◆ **Records excerpted from a collection**
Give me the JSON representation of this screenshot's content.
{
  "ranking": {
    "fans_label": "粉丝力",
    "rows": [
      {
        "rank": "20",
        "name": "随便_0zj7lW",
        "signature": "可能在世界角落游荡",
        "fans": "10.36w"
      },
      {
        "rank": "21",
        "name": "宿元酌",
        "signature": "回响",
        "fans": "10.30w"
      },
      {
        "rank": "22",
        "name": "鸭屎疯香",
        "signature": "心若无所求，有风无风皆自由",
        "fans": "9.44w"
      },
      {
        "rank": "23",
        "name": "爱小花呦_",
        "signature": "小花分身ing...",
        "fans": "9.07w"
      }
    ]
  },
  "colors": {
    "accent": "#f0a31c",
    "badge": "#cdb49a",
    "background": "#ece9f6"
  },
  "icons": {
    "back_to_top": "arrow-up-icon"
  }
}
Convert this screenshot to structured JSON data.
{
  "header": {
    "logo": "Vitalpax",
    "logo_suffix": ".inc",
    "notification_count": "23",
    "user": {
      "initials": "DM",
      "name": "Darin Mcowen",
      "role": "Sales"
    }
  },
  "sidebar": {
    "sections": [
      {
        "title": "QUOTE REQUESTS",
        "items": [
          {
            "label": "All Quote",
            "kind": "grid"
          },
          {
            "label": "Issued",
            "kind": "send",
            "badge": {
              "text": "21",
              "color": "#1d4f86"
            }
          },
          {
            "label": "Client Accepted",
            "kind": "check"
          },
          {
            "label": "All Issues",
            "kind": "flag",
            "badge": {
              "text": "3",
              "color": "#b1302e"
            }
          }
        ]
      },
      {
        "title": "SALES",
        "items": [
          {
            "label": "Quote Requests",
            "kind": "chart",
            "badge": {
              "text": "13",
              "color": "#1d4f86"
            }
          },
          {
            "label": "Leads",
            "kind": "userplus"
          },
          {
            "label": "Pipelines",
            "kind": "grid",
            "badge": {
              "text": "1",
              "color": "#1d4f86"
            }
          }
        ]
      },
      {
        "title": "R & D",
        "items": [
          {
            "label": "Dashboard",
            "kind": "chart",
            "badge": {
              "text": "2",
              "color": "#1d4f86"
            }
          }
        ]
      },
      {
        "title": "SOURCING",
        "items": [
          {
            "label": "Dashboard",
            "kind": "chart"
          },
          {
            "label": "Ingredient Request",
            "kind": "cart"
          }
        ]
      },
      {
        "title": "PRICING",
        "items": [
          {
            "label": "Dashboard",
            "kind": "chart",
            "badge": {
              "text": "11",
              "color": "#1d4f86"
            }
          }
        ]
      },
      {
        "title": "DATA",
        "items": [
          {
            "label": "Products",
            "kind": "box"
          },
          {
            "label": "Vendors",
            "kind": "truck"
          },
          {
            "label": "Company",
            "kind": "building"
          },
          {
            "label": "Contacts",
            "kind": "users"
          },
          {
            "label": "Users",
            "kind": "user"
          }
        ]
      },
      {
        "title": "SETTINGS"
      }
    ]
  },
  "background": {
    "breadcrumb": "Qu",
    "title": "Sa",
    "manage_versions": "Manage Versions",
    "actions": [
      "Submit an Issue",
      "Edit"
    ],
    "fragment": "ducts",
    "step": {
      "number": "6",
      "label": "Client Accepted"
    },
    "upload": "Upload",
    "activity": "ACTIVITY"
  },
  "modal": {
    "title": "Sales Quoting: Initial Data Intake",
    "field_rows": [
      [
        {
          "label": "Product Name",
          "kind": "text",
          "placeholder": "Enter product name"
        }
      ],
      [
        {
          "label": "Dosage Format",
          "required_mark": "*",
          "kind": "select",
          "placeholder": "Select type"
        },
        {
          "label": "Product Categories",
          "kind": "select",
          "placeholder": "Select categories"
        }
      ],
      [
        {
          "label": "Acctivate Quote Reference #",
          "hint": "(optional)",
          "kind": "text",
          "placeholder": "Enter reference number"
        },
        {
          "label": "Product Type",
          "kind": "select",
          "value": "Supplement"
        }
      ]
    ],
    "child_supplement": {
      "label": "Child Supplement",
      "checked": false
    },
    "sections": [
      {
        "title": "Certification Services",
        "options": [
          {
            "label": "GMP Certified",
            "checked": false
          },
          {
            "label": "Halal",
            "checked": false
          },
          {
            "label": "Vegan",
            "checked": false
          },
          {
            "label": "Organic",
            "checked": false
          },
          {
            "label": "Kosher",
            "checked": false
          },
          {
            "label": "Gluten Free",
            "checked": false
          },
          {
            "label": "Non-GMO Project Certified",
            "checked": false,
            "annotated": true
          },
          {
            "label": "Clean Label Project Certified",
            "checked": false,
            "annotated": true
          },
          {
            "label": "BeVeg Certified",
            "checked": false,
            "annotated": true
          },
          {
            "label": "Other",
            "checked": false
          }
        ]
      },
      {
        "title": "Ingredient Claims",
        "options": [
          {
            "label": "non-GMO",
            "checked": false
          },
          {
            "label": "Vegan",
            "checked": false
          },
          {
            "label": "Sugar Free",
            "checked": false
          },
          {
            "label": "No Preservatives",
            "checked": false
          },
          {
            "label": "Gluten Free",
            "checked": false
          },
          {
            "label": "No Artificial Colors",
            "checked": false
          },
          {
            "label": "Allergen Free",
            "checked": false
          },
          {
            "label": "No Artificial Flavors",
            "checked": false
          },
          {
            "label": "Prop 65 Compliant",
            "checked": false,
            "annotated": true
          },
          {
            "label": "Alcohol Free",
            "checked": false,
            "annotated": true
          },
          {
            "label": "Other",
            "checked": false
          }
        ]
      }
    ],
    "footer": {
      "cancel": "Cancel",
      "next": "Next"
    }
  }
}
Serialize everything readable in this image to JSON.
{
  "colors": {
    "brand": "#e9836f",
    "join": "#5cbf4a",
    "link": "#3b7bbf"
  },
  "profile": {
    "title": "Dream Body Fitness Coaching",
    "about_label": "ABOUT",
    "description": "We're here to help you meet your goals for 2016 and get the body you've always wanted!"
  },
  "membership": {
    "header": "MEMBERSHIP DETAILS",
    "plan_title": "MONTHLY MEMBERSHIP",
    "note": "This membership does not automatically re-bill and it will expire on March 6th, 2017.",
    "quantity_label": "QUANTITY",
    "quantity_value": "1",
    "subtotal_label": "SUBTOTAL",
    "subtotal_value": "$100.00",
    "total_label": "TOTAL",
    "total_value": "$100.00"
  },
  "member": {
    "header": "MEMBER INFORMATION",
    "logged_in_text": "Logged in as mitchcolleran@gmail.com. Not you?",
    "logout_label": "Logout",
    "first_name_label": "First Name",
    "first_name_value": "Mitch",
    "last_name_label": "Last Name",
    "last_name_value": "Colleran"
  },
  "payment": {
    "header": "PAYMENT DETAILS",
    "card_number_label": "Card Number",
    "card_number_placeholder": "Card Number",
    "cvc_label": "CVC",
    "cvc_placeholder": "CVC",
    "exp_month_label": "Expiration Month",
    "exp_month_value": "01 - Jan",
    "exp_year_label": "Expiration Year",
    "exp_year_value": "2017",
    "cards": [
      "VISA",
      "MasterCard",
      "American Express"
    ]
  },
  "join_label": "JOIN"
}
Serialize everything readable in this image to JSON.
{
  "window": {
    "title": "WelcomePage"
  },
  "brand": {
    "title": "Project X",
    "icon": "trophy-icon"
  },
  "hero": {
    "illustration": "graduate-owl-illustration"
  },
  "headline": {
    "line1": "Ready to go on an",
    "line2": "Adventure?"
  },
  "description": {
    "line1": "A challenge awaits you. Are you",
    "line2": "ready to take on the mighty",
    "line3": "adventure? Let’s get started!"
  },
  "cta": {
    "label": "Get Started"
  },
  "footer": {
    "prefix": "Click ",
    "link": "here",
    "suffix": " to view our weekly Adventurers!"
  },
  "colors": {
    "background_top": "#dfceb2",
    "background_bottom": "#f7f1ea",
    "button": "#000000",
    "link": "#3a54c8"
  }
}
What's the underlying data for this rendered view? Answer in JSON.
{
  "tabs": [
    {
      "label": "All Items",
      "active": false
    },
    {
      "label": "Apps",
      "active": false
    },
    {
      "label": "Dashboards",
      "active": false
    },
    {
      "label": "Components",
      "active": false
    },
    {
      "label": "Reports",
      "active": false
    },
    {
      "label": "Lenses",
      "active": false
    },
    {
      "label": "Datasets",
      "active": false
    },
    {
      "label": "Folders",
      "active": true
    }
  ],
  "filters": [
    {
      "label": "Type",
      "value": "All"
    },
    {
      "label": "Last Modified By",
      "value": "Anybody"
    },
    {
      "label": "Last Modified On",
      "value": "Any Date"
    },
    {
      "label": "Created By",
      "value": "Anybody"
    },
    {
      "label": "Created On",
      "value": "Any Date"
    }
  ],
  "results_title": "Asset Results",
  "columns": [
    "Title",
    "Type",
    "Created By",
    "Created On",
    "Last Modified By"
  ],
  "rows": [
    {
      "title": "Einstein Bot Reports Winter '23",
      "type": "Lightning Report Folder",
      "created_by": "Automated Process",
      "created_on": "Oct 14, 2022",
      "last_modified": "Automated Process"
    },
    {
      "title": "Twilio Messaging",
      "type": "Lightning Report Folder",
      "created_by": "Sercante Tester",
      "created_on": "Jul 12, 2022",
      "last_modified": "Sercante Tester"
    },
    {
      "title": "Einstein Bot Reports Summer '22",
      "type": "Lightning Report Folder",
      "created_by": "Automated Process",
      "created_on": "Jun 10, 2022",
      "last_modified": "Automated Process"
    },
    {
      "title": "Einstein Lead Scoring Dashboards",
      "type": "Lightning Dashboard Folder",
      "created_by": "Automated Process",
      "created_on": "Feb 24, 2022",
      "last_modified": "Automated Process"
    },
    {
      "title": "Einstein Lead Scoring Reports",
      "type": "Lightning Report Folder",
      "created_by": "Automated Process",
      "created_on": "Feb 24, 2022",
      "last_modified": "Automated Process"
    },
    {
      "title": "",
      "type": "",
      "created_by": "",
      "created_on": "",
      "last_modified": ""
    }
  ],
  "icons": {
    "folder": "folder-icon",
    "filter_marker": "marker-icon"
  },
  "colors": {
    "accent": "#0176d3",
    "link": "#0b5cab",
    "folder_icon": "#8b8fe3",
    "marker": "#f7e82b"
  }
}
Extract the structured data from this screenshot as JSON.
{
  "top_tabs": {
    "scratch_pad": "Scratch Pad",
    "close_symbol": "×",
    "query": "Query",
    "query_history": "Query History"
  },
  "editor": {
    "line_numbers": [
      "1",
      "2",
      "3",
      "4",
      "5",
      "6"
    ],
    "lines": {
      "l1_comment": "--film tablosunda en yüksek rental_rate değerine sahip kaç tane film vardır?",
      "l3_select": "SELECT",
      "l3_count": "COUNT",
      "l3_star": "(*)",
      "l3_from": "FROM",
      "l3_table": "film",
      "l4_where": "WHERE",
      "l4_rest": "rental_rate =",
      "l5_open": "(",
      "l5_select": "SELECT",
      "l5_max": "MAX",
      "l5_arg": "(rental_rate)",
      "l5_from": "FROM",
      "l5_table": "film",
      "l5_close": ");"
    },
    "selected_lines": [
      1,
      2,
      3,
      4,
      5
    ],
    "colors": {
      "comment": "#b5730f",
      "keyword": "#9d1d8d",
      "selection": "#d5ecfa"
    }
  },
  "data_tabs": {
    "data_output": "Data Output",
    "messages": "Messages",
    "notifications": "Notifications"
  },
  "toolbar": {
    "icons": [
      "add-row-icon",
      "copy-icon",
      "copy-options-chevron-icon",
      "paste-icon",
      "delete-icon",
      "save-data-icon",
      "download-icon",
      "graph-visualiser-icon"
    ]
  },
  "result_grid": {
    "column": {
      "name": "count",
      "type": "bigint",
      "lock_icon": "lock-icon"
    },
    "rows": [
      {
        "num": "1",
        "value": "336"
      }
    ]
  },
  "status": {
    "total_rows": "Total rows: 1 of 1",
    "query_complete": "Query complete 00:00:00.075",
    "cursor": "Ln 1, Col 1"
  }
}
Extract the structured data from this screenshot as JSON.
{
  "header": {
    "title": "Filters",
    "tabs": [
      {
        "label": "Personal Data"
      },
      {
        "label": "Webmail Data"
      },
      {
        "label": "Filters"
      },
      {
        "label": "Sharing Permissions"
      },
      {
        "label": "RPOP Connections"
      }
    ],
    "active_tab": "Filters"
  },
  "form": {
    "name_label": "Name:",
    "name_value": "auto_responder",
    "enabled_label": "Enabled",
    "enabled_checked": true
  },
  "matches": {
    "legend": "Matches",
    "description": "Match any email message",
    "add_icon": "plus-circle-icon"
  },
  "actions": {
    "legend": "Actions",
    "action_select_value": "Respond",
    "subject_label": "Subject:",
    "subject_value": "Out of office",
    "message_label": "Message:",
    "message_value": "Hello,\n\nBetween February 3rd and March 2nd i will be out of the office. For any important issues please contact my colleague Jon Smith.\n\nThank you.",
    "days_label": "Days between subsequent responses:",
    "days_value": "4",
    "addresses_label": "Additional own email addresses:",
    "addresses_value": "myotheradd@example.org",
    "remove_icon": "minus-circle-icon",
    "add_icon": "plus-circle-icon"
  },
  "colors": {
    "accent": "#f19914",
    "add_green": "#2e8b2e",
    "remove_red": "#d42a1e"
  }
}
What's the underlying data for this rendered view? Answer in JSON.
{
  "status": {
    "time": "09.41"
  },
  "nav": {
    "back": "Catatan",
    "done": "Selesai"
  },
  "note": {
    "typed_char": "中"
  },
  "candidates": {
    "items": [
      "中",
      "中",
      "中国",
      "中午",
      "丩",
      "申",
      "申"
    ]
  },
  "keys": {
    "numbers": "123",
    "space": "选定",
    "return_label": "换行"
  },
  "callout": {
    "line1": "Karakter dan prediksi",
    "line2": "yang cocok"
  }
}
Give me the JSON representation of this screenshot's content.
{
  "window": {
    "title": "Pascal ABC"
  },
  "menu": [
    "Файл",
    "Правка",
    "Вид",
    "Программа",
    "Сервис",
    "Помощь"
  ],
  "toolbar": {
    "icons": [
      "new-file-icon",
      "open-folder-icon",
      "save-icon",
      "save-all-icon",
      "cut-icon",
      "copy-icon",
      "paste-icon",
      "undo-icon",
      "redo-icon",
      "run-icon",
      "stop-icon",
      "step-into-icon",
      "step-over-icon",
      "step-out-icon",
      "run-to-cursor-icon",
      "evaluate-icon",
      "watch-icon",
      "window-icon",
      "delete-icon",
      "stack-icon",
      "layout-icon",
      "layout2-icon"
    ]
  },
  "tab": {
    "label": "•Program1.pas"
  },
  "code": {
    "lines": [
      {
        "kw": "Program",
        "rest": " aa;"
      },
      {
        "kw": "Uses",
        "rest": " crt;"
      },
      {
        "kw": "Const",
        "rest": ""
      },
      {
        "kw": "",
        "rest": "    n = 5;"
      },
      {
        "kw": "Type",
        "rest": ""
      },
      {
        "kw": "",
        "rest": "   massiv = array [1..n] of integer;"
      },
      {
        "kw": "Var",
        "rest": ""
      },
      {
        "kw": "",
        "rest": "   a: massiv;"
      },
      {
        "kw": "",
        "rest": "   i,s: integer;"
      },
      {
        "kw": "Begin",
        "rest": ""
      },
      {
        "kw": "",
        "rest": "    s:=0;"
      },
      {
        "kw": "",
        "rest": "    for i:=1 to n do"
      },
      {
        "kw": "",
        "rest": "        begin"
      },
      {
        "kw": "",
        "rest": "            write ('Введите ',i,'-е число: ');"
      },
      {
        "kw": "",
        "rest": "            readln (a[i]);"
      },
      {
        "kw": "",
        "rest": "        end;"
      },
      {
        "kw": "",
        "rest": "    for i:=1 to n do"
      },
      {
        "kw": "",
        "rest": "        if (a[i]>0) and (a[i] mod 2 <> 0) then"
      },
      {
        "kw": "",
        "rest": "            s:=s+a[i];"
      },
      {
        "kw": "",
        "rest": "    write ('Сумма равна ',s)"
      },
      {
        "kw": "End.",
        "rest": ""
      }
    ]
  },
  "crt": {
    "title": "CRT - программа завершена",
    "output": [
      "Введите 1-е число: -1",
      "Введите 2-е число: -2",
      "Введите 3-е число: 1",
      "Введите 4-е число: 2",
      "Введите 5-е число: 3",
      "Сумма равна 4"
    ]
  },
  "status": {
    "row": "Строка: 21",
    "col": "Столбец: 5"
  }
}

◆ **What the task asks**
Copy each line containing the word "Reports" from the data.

◆ **Solution to the exercise**
      "label": "Reports",
      "title": "Einstein Bot Reports Winter '23",
      "title": "Einstein Bot Reports Summer '22",
      "title": "Einstein Lead Scoring Reports",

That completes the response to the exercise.